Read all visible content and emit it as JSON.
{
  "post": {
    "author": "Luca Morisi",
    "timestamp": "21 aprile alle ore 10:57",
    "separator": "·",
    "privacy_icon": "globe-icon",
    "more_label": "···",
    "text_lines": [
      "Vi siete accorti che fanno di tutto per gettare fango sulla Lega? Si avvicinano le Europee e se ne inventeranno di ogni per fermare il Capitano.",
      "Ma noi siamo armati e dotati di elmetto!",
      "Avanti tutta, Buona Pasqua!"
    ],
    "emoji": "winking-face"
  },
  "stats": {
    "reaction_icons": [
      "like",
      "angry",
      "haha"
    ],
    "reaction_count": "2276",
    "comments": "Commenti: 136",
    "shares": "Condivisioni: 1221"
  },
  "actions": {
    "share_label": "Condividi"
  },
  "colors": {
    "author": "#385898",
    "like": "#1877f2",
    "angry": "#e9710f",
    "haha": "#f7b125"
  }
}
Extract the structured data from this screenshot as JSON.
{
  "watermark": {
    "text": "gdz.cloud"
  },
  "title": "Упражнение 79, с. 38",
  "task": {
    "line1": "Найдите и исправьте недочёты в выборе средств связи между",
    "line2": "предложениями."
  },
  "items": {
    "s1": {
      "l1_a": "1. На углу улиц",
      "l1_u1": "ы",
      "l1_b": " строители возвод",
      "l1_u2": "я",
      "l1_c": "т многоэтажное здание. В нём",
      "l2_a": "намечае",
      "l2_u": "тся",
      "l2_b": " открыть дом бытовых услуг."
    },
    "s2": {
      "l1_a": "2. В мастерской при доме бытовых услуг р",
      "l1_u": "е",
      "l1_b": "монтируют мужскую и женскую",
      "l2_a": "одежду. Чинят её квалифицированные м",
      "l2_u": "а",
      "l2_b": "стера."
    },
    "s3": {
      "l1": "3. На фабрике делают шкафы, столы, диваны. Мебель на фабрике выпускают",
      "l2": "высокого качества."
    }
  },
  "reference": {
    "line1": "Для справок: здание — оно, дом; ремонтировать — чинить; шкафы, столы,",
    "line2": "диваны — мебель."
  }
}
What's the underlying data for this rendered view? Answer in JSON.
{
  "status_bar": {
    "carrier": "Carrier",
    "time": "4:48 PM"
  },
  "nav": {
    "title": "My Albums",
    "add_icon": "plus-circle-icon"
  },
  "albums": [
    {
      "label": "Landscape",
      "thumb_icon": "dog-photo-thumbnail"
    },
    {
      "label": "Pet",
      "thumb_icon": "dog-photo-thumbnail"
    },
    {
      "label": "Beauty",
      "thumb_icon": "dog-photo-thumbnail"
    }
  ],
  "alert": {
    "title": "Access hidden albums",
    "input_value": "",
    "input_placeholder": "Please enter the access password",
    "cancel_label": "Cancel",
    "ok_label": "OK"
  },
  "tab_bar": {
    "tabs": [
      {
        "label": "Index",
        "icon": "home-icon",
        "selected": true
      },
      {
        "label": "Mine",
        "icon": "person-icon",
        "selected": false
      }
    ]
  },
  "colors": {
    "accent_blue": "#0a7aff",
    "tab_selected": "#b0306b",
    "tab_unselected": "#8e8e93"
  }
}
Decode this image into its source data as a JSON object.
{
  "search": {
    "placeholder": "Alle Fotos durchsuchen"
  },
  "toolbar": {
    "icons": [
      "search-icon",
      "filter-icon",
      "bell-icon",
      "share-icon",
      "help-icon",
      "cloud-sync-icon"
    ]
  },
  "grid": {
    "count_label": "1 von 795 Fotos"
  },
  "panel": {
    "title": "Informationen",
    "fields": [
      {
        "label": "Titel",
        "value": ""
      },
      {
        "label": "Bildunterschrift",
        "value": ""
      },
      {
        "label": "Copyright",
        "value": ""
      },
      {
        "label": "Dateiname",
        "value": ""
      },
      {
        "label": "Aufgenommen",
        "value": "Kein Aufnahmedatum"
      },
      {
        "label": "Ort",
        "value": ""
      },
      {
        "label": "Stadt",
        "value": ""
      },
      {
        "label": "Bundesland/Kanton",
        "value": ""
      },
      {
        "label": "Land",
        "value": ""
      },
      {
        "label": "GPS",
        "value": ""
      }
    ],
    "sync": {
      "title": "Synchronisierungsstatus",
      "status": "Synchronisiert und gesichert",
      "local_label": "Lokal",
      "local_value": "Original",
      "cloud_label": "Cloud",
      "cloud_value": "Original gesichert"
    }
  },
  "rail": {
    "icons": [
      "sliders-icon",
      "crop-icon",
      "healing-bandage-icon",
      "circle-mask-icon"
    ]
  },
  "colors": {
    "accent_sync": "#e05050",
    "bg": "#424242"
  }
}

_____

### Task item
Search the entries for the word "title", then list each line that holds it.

### Output for this exercise
  "title": "Упражнение 79, с. 38",
    "title": "My Albums",
    "title": "Access hidden albums",
    "title": "Informationen",
      "title": "Synchronisierungsstatus",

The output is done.